LOCOMOTIVE TRUCK HUNTING MODEL. TECHNICAL DOCUMENTATION

Two very different modes of hunting behavior are frequently observed; body hunting and truck hunting. Body hunting or primary hunting is often characterized by violent motions of the carbody. Truck hunting, or secondary hunting, is inherent in the vehicle design. Theoretically, with a perfect cylindrical wheel profile, truck hunting can be eliminated, but cylindrical wheel profile has a number of operating drawbacks. This type of hunting is characterized by severe oscillations of the truck or wheel axle set relative to the carbody. Once truck hunting starts, it continues to worsen as locomotive speed increases. A complete analysis of the hunting of a locomotive should take into consideration the carbody, truck, primary and secondary suspensions, and the wheel-rail contact forces. This requires a dynamic system with multi-degrees of freedom. Five mathematical models were developed with the objective of evaluating primary and secondary hunting of four or six-axle locomotive. A two degree of freedom model was developed for a single wheel-axle set. Seven and nine degree of freedom models were developed for trucks with two or three axles. Combining two of the trucks models with the carbody seventeen and twenty-one degree of freedom locomotive models were obtained. A characteristics equation, based on linear equations of motion was obtained for each model. This equation is a function of velocity. A computer program was written to compute the complex roots (eigenvalues) and the corresponding nonmalized modes shapes (eigenvectors) of the characteristics equation. This computer program can determine the critical velocity, which is the velocity that coincides with the advent of instability. The resulting computer model would be used primarily as a design tool. In Section 2 the different models are discussed and the equations of motion for the seventeen degree of freedom model are presented. Section 3 includes the results of the 17 and 21 degree of freedom models, along with a discussion on the various parameters which influence the hunting behavior of locomotives. Finally, in section 4 the limitations of the model and suggestions for future improvement are outlined.

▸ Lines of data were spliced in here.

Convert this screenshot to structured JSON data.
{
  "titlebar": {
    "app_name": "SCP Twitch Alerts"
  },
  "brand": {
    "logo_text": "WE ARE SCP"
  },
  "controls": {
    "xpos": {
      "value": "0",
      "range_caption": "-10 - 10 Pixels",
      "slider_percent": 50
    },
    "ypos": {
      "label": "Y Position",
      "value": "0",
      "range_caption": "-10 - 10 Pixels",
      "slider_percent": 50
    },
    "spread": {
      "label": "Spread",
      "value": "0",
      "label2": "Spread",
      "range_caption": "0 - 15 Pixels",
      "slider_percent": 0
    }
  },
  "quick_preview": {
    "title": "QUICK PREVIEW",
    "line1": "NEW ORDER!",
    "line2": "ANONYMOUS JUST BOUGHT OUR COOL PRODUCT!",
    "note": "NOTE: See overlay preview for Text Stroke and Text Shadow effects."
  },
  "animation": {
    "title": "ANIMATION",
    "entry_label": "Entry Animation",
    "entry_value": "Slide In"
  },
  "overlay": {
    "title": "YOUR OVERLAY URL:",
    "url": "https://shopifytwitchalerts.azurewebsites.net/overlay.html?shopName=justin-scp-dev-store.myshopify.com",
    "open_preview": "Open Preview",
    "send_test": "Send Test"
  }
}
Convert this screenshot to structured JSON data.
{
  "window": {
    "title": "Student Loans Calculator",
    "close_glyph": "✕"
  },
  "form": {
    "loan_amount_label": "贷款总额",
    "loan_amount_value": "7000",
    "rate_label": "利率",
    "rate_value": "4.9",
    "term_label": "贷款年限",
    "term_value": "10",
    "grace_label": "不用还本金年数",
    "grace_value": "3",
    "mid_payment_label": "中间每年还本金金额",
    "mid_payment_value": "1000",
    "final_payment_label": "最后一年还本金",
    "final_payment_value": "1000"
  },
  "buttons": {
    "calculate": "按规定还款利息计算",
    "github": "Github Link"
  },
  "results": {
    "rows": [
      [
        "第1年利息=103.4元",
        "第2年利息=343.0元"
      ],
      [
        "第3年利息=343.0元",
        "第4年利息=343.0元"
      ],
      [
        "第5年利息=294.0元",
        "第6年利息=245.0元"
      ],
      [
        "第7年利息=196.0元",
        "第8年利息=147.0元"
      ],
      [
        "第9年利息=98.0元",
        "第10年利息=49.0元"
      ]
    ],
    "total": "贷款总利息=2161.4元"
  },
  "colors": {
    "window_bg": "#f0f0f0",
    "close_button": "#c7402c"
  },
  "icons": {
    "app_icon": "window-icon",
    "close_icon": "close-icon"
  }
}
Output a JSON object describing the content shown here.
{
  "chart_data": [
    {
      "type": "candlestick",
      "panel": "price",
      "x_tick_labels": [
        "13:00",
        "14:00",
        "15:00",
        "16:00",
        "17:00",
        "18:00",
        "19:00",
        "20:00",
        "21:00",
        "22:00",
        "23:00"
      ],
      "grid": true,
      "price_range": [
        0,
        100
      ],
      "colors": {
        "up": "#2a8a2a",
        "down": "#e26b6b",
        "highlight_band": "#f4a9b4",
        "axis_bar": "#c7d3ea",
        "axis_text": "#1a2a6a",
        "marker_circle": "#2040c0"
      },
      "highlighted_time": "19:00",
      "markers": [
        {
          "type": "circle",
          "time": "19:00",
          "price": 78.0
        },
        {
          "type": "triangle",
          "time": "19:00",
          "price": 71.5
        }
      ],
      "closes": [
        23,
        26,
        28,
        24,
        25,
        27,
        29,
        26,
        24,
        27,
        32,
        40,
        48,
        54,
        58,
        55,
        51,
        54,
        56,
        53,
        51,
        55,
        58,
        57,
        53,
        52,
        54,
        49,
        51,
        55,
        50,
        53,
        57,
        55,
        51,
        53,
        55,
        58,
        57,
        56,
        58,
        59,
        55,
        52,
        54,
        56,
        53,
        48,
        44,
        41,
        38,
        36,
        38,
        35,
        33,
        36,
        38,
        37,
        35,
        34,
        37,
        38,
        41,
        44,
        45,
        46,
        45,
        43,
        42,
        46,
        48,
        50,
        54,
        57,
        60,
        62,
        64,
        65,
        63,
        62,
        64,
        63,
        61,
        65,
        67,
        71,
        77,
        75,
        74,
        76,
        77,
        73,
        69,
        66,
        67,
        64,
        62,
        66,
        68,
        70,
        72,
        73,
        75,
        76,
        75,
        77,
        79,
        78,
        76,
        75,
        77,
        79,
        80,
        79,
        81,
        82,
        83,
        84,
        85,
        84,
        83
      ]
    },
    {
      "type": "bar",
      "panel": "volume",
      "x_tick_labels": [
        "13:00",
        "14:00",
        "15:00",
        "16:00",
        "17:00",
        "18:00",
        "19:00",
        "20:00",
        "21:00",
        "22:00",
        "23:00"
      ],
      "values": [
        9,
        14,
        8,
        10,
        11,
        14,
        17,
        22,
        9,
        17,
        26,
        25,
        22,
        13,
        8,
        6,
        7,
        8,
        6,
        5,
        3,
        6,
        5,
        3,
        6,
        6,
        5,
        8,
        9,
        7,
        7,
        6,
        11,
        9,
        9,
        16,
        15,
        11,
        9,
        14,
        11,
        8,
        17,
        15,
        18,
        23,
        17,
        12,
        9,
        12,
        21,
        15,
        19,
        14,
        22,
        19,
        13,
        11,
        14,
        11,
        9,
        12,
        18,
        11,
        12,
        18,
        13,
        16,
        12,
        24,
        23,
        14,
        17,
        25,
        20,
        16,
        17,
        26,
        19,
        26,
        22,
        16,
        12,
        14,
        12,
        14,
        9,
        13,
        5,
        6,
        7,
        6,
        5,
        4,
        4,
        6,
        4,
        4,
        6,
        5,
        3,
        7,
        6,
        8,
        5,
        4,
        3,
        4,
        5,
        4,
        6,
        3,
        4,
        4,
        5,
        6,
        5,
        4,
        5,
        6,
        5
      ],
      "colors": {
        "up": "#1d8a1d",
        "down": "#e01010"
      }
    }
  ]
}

  • Corporate Authors:

    Association of American Railroads Research Center

    3140 South Federal Street
    Chicago, IL  USA  60616

    Federal Railroad Administration

    1200 New Jersey Avenue, SE
    Washington, DC  USA  20590

    Railway Progress Institute

    801 North Fairfax Street
    Alexandria, VA  USA  22314

    Transportation Development Agency Centre

    800 rene-Leveque Boulevard West, Suite 600
    Montreal, Quebec H3B 1X9,   Canada 
  • Authors:
    • Garg, V K
    • Martin, G C
    • Hartmann, P W
    • Tolomei, J G
  • Publication Date: 0

Media Info

  • Features: Figures; Tables;
  • Pagination: 91 p.

Subject/Index Terms

Filing Info

  • Accession Number: 00139441
  • Record Type: Publication
  • Source Agency: Association of American Railroads
  • Report/Paper Numbers: No. R-219
  • Files: TRIS, USDOT
  • Created Date: Oct 26 1976 12:00AM